A Nun, a House Painter, and a Drifter Walk into a Nuclear ComplexTweet
April 30, 2013
It sounds like the start of an absurd joke, but last summer three peace activists broke into one of the most secure nuclear-weapons facilities in the U.S.. The Y-12 National Security Complex in Tennessee is often called the Fort Knox of Uranium, but the activists were able to walk in armed only with bolt cutters and flashlights.
In a new feature, The Washington Post gives an in-depth account of that night and the questions it raised about how the U.S. secures its most dangerous materials.
From the article:
With elbow grease and blind faith, they would make a symbolic incursion to defeat the site’s $150 million-a-year security operation. They would mortify the nation’s nuclear weapons programs, which since 1940 has cost at least $9.8 trillion in 2013 dollars — costlier than all other government expenditures except Social Security and non-nuclear defense programs, according to nuclear weapons policy analyst Stephen Schwartz’s recent update of his 1998 Brookings Institution audit.
In short: Nuclear weapons have been the United States’ third-highest national priority since World War II, in terms of dollars, and we spend a fortune every year to manage and secure them.
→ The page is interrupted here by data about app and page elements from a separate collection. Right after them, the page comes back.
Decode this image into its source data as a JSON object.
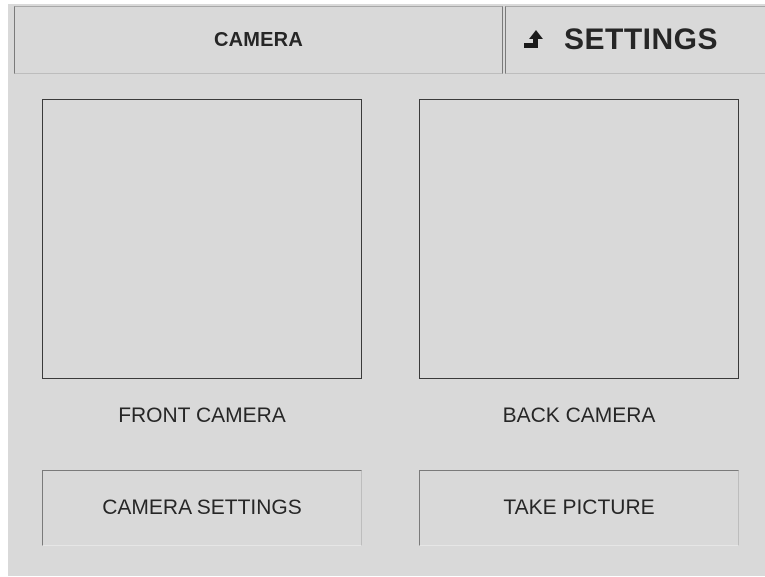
{
  "header": {
    "tab_camera": "CAMERA",
    "tab_settings": "SETTINGS",
    "settings_icon": "return-arrow-icon"
  },
  "cameras": {
    "front_label": "FRONT CAMERA",
    "back_label": "BACK CAMERA"
  },
  "actions": {
    "camera_settings": "CAMERA SETTINGS",
    "take_picture": "TAKE PICTURE"
  },
  "colors": {
    "background": "#d9d9d9",
    "text": "#262626",
    "border": "#3a3a3a"
  }
}
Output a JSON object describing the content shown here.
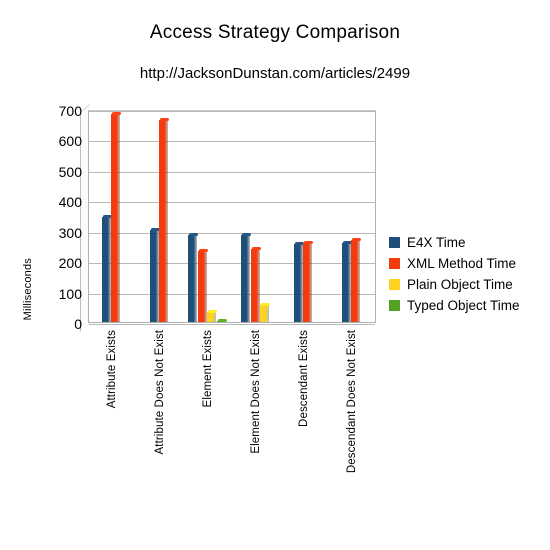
{
  "chart_data": {
    "type": "bar",
    "title": "Access Strategy Comparison",
    "subtitle": "http://JacksonDunstan.com/articles/2499",
    "xlabel": "",
    "ylabel": "Milliseconds",
    "ylim": [
      0,
      700
    ],
    "yticks": [
      0,
      100,
      200,
      300,
      400,
      500,
      600,
      700
    ],
    "grid": true,
    "legend_position": "right",
    "categories": [
      "Attribute Exists",
      "Attribute Does Not Exist",
      "Element Exists",
      "Element Does Not Exist",
      "Descendant Exists",
      "Descendant Does Not Exist"
    ],
    "series": [
      {
        "name": "E4X Time",
        "color": "#1F4E79",
        "values": [
          345,
          303,
          285,
          285,
          258,
          260
        ]
      },
      {
        "name": "XML Method Time",
        "color": "#F43B10",
        "values": [
          685,
          663,
          235,
          240,
          260,
          268
        ]
      },
      {
        "name": "Plain Object Time",
        "color": "#FFD320",
        "values": [
          0,
          0,
          33,
          55,
          0,
          0
        ]
      },
      {
        "name": "Typed Object Time",
        "color": "#54A021",
        "values": [
          0,
          0,
          4,
          0,
          0,
          0
        ]
      }
    ]
  }
}
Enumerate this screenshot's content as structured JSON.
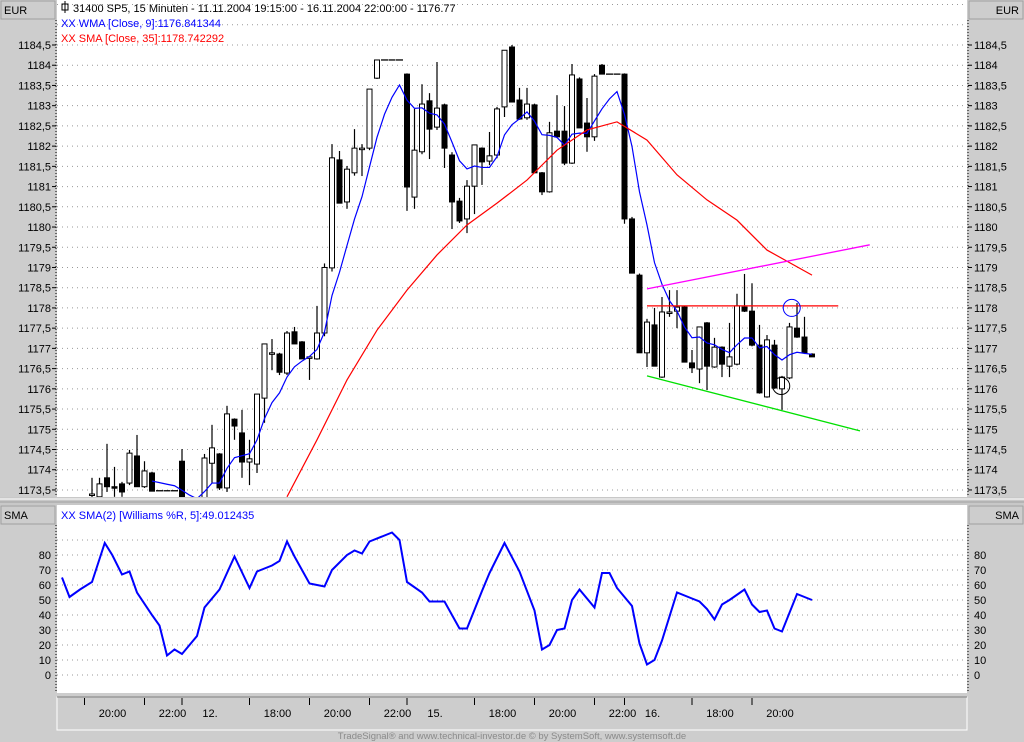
{
  "header": {
    "instrument_line": "31400  SP5, 15 Minuten - 11.11.2004 19:15:00 - 16.11.2004 22:00:00 - 1176.77",
    "wma_label": "XX WMA [Close, 9]:1176.841344",
    "sma_label": "XX SMA [Close, 35]:1178.742292",
    "currency_left": "EUR",
    "currency_right": "EUR"
  },
  "lower_panel": {
    "title_left": "SMA",
    "title_right": "SMA",
    "indicator_label": "XX SMA(2) [Williams %R, 5]:49.012435"
  },
  "footer": "TradeSignal® and www.technical-investor.de © by SystemSoft, www.systemsoft.de",
  "colors": {
    "wma": "#0000ff",
    "sma": "#ff0000",
    "resistance": "#ff0000",
    "upper_trend": "#ff00ff",
    "lower_trend": "#00e000",
    "indicator": "#0000ff"
  },
  "chart_data": [
    {
      "type": "candlestick",
      "title": "31400  SP5, 15 Minuten",
      "ylabel": "EUR",
      "ylim": [
        1173.3,
        1185.6
      ],
      "y_ticks": [
        "1184,5",
        "1184",
        "1183,5",
        "1183",
        "1182,5",
        "1182",
        "1181,5",
        "1181",
        "1180,5",
        "1180",
        "1179,5",
        "1179",
        "1178,5",
        "1178",
        "1177,5",
        "1177",
        "1176,5",
        "1176",
        "1175,5",
        "1175",
        "1174,5",
        "1174",
        "1173,5"
      ],
      "y_tick_values": [
        1184.5,
        1184,
        1183.5,
        1183,
        1182.5,
        1182,
        1181.5,
        1181,
        1180.5,
        1180,
        1179.5,
        1179,
        1178.5,
        1178,
        1177.5,
        1177,
        1176.5,
        1176,
        1175.5,
        1175,
        1174.5,
        1174,
        1173.5
      ],
      "x_ticks": [
        {
          "bar": -1,
          "label": "20:00"
        },
        {
          "bar": 7,
          "label": "22:00"
        },
        {
          "bar": 12,
          "label": "12."
        },
        {
          "bar": 21,
          "label": "18:00"
        },
        {
          "bar": 29,
          "label": "20:00"
        },
        {
          "bar": 37,
          "label": "22:00"
        },
        {
          "bar": 42,
          "label": "15."
        },
        {
          "bar": 51,
          "label": "18:00"
        },
        {
          "bar": 59,
          "label": "20:00"
        },
        {
          "bar": 67,
          "label": "22:00"
        },
        {
          "bar": 71,
          "label": "16."
        },
        {
          "bar": 80,
          "label": "18:00"
        },
        {
          "bar": 88,
          "label": "20:00"
        }
      ],
      "ohlc": [
        [
          1173.4,
          1173.8,
          1173.2,
          1173.4
        ],
        [
          1173.33,
          1173.8,
          1173.25,
          1173.65
        ],
        [
          1173.8,
          1174.64,
          1173.45,
          1173.58
        ],
        [
          1173.58,
          1174.07,
          1173.33,
          1173.55
        ],
        [
          1173.65,
          1173.7,
          1173.33,
          1173.45
        ],
        [
          1173.67,
          1174.49,
          1173.62,
          1174.41
        ],
        [
          1174.34,
          1174.86,
          1173.58,
          1173.58
        ],
        [
          1173.58,
          1174.21,
          1173.55,
          1173.97
        ],
        [
          1173.92,
          1173.95,
          1173.47,
          1173.47
        ],
        [
          1173.48,
          1173.48,
          1173.48,
          1173.48
        ],
        [
          1173.48,
          1173.48,
          1173.48,
          1173.48
        ],
        [
          1173.48,
          1173.48,
          1173.48,
          1173.48
        ],
        [
          1174.21,
          1174.51,
          1173.0,
          1173.1
        ],
        [
          1173.1,
          1173.3,
          1172.8,
          1173.0
        ],
        [
          1173.0,
          1173.2,
          1172.9,
          1173.1
        ],
        [
          1173.0,
          1174.39,
          1172.9,
          1174.29
        ],
        [
          1174.16,
          1175.11,
          1173.67,
          1174.54
        ],
        [
          1174.39,
          1174.41,
          1173.5,
          1173.55
        ],
        [
          1173.55,
          1175.58,
          1173.45,
          1175.38
        ],
        [
          1175.25,
          1175.27,
          1174.74,
          1175.08
        ],
        [
          1174.91,
          1175.48,
          1173.8,
          1174.19
        ],
        [
          1174.19,
          1174.74,
          1173.62,
          1174.27
        ],
        [
          1174.14,
          1175.87,
          1173.92,
          1175.87
        ],
        [
          1175.77,
          1177.11,
          1175.16,
          1177.11
        ],
        [
          1176.89,
          1177.23,
          1176.46,
          1176.89
        ],
        [
          1176.86,
          1176.89,
          1176.34,
          1176.41
        ],
        [
          1176.39,
          1177.43,
          1176.34,
          1177.38
        ],
        [
          1177.41,
          1177.53,
          1177.11,
          1177.11
        ],
        [
          1177.16,
          1177.18,
          1176.74,
          1176.74
        ],
        [
          1176.79,
          1176.81,
          1176.22,
          1176.79
        ],
        [
          1176.74,
          1178.05,
          1176.72,
          1177.38
        ],
        [
          1177.38,
          1179.1,
          1177.3,
          1179.0
        ],
        [
          1178.99,
          1182.05,
          1178.9,
          1181.71
        ],
        [
          1181.66,
          1181.88,
          1180.59,
          1180.59
        ],
        [
          1180.62,
          1181.51,
          1180.45,
          1181.43
        ],
        [
          1181.34,
          1182.42,
          1181.27,
          1181.95
        ],
        [
          1181.95,
          1182.05,
          1181.26,
          1181.95
        ],
        [
          1181.95,
          1183.41,
          1181.9,
          1183.41
        ],
        [
          1183.68,
          1184.13,
          1183.66,
          1184.13
        ],
        [
          1184.13,
          1184.13,
          1184.13,
          1184.13
        ],
        [
          1184.13,
          1184.13,
          1184.13,
          1184.13
        ],
        [
          1184.13,
          1184.13,
          1184.13,
          1184.13
        ],
        [
          1183.78,
          1183.8,
          1180.4,
          1180.99
        ],
        [
          1180.74,
          1182.92,
          1180.45,
          1181.9
        ],
        [
          1181.86,
          1183.53,
          1181.8,
          1183.04
        ],
        [
          1183.12,
          1183.31,
          1181.68,
          1182.42
        ],
        [
          1182.47,
          1184.08,
          1182.4,
          1182.94
        ],
        [
          1183.02,
          1183.05,
          1181.46,
          1181.95
        ],
        [
          1181.78,
          1181.85,
          1179.95,
          1180.62
        ],
        [
          1180.64,
          1180.72,
          1180.1,
          1180.15
        ],
        [
          1180.2,
          1181.16,
          1179.85,
          1181.01
        ],
        [
          1181.01,
          1182.03,
          1180.32,
          1182.03
        ],
        [
          1181.95,
          1181.97,
          1181.04,
          1181.61
        ],
        [
          1181.63,
          1182.35,
          1181.53,
          1181.76
        ],
        [
          1181.78,
          1182.97,
          1181.7,
          1182.92
        ],
        [
          1182.97,
          1184.37,
          1182.72,
          1184.37
        ],
        [
          1184.45,
          1184.5,
          1183.09,
          1183.09
        ],
        [
          1183.14,
          1183.44,
          1182.65,
          1182.67
        ],
        [
          1182.7,
          1183.44,
          1182.65,
          1183.04
        ],
        [
          1183.02,
          1183.05,
          1181.34,
          1181.34
        ],
        [
          1181.34,
          1181.36,
          1180.79,
          1180.87
        ],
        [
          1180.87,
          1182.6,
          1180.85,
          1182.33
        ],
        [
          1182.37,
          1183.26,
          1182.2,
          1182.23
        ],
        [
          1182.37,
          1182.99,
          1181.53,
          1181.58
        ],
        [
          1181.58,
          1184.03,
          1181.56,
          1183.76
        ],
        [
          1183.66,
          1183.7,
          1182.45,
          1182.45
        ],
        [
          1182.57,
          1183.19,
          1181.86,
          1182.23
        ],
        [
          1182.23,
          1183.78,
          1182.13,
          1183.73
        ],
        [
          1184.0,
          1184.03,
          1183.78,
          1183.78
        ],
        [
          1183.78,
          1183.78,
          1183.78,
          1183.78
        ],
        [
          1183.78,
          1183.78,
          1183.78,
          1183.78
        ],
        [
          1183.78,
          1183.8,
          1180.08,
          1180.2
        ],
        [
          1180.2,
          1180.25,
          1178.86,
          1178.86
        ],
        [
          1178.81,
          1178.85,
          1176.89,
          1176.89
        ],
        [
          1176.89,
          1177.73,
          1176.54,
          1177.65
        ],
        [
          1177.58,
          1178.0,
          1176.56,
          1176.56
        ],
        [
          1176.29,
          1178.27,
          1176.27,
          1177.9
        ],
        [
          1177.9,
          1178.44,
          1177.78,
          1177.9
        ],
        [
          1177.92,
          1178.44,
          1177.5,
          1178.02
        ],
        [
          1178.02,
          1178.05,
          1176.66,
          1176.66
        ],
        [
          1176.64,
          1176.96,
          1176.39,
          1176.52
        ],
        [
          1176.49,
          1177.53,
          1176.14,
          1177.53
        ],
        [
          1177.63,
          1177.65,
          1175.97,
          1176.56
        ],
        [
          1176.54,
          1177.26,
          1176.52,
          1177.03
        ],
        [
          1177.03,
          1177.05,
          1176.29,
          1176.61
        ],
        [
          1176.56,
          1177.63,
          1176.29,
          1176.79
        ],
        [
          1176.61,
          1178.35,
          1176.58,
          1178.05
        ],
        [
          1178.02,
          1178.84,
          1177.9,
          1177.92
        ],
        [
          1177.92,
          1178.61,
          1177.05,
          1177.08
        ],
        [
          1177.08,
          1177.58,
          1175.88,
          1175.9
        ],
        [
          1175.8,
          1177.33,
          1175.78,
          1177.21
        ],
        [
          1177.08,
          1177.21,
          1176.0,
          1176.02
        ],
        [
          1176.0,
          1176.32,
          1175.48,
          1176.29
        ],
        [
          1176.27,
          1177.63,
          1176.24,
          1177.53
        ],
        [
          1177.5,
          1178.12,
          1177.26,
          1177.28
        ],
        [
          1177.28,
          1177.78,
          1176.86,
          1176.89
        ],
        [
          1176.86,
          1176.88,
          1176.79,
          1176.79
        ]
      ],
      "series": [
        {
          "name": "WMA [Close, 9]",
          "method": "wma",
          "period": 9
        },
        {
          "name": "SMA [Close, 35]",
          "points": [
            [
              26,
              1173.33
            ],
            [
              30,
              1174.74
            ],
            [
              34,
              1176.22
            ],
            [
              38,
              1177.45
            ],
            [
              42,
              1178.44
            ],
            [
              46,
              1179.31
            ],
            [
              50,
              1180.05
            ],
            [
              54,
              1180.59
            ],
            [
              58,
              1181.16
            ],
            [
              62,
              1181.9
            ],
            [
              66,
              1182.4
            ],
            [
              70,
              1182.6
            ],
            [
              74,
              1182.15
            ],
            [
              78,
              1181.29
            ],
            [
              82,
              1180.67
            ],
            [
              86,
              1180.17
            ],
            [
              90,
              1179.43
            ],
            [
              96,
              1178.81
            ]
          ]
        }
      ],
      "annotations": [
        {
          "type": "trendline",
          "name": "upper-trendline",
          "from": [
            74,
            1178.47
          ],
          "to": [
            103.7,
            1179.56
          ]
        },
        {
          "type": "hline",
          "name": "resistance-line",
          "from": [
            74,
            1178.05
          ],
          "to": [
            99.5,
            1178.05
          ]
        },
        {
          "type": "trendline",
          "name": "lower-trendline",
          "from": [
            74,
            1176.32
          ],
          "to": [
            102.4,
            1174.96
          ]
        },
        {
          "type": "circle",
          "name": "blue-circle-marker",
          "at": [
            93.3,
            1178.0
          ]
        },
        {
          "type": "circle",
          "name": "black-circle-marker",
          "at": [
            91.9,
            1176.07
          ]
        }
      ]
    },
    {
      "type": "line",
      "title": "SMA(2) [Williams %R, 5]",
      "ylim": [
        -5,
        120
      ],
      "y_ticks": [
        "80",
        "70",
        "60",
        "50",
        "40",
        "30",
        "20",
        "10",
        "0"
      ],
      "y_tick_values": [
        80,
        70,
        60,
        50,
        40,
        30,
        20,
        10,
        0
      ],
      "points": [
        [
          -4,
          65
        ],
        [
          -3,
          52
        ],
        [
          -1.6,
          57
        ],
        [
          0,
          62
        ],
        [
          1.7,
          88
        ],
        [
          2.7,
          80
        ],
        [
          4,
          67
        ],
        [
          5,
          69
        ],
        [
          6,
          55
        ],
        [
          8,
          40
        ],
        [
          9,
          33
        ],
        [
          10,
          13
        ],
        [
          11,
          17
        ],
        [
          12,
          14
        ],
        [
          14,
          26
        ],
        [
          15,
          45
        ],
        [
          17,
          57
        ],
        [
          19,
          79
        ],
        [
          21,
          58
        ],
        [
          22,
          69
        ],
        [
          24,
          73
        ],
        [
          25,
          76
        ],
        [
          26,
          89
        ],
        [
          27,
          79
        ],
        [
          29,
          61
        ],
        [
          31,
          59
        ],
        [
          32,
          70
        ],
        [
          34,
          80
        ],
        [
          35,
          83
        ],
        [
          36,
          81
        ],
        [
          37,
          89
        ],
        [
          40,
          95
        ],
        [
          41,
          90
        ],
        [
          42,
          62
        ],
        [
          44,
          55
        ],
        [
          45,
          49
        ],
        [
          47,
          49
        ],
        [
          49,
          31
        ],
        [
          50,
          31
        ],
        [
          52,
          56
        ],
        [
          53,
          68
        ],
        [
          55,
          88
        ],
        [
          57,
          69
        ],
        [
          59,
          43
        ],
        [
          60,
          17
        ],
        [
          61,
          20
        ],
        [
          62,
          30
        ],
        [
          63,
          31
        ],
        [
          64,
          50
        ],
        [
          65,
          57
        ],
        [
          67,
          45
        ],
        [
          68,
          68
        ],
        [
          69,
          68
        ],
        [
          70,
          58
        ],
        [
          72,
          46
        ],
        [
          73,
          21
        ],
        [
          74,
          7
        ],
        [
          75,
          10
        ],
        [
          76,
          23
        ],
        [
          78,
          55
        ],
        [
          80,
          51
        ],
        [
          81,
          49
        ],
        [
          82,
          44
        ],
        [
          83,
          37
        ],
        [
          84,
          47
        ],
        [
          85,
          50
        ],
        [
          87,
          57
        ],
        [
          88,
          47
        ],
        [
          89,
          42
        ],
        [
          90,
          43
        ],
        [
          91,
          31
        ],
        [
          92,
          29
        ],
        [
          94,
          54
        ],
        [
          96,
          50
        ]
      ]
    }
  ]
}
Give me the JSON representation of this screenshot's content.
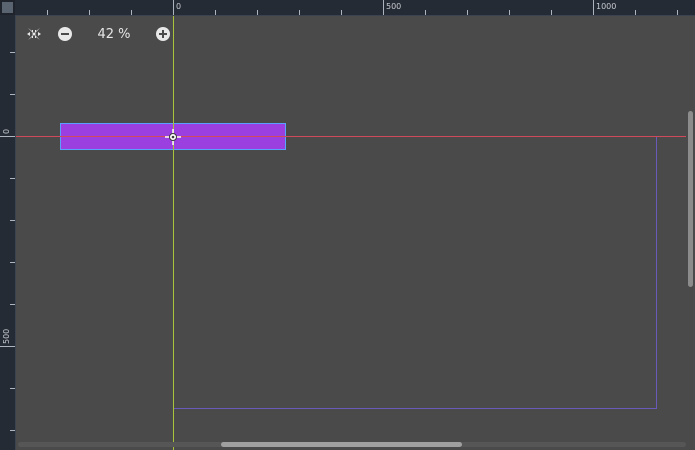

Yet a crucial facility in this nuclear enterprise “wasn’t even nun-proofed, much less terrorist-proofed,” as a Tennessee congressman would put it in a February hearing on the break-in, which shut down Y-12 site operations for two weeks.
See the full article, including graphic-novel-style illustrations, at The Washington Post.
Andre Francisco is the Online Producer for the Project On Government Oversight.
Topics: National Security
Authors: Andre Francisco
- August 18, 2016
- August 4, 2016
- July 7, 2016
- May 18, 2016
- May 17, 2016
- April 22, 2016
- March 28, 2016
- February 9, 2016
Browse POGOBlog by Topic
POGO on Facebook
Fly Before You Buy: Tom Christie on Realistic Combat Testing
The Project On Government Oversight's Dan Grazier recently sat down with Tom Christie, a former Director of Operational Test & Evaluation at the DoD from 2001-2005, to talk about the critical need for realistic combat testing before the Pentagon buys new weapons.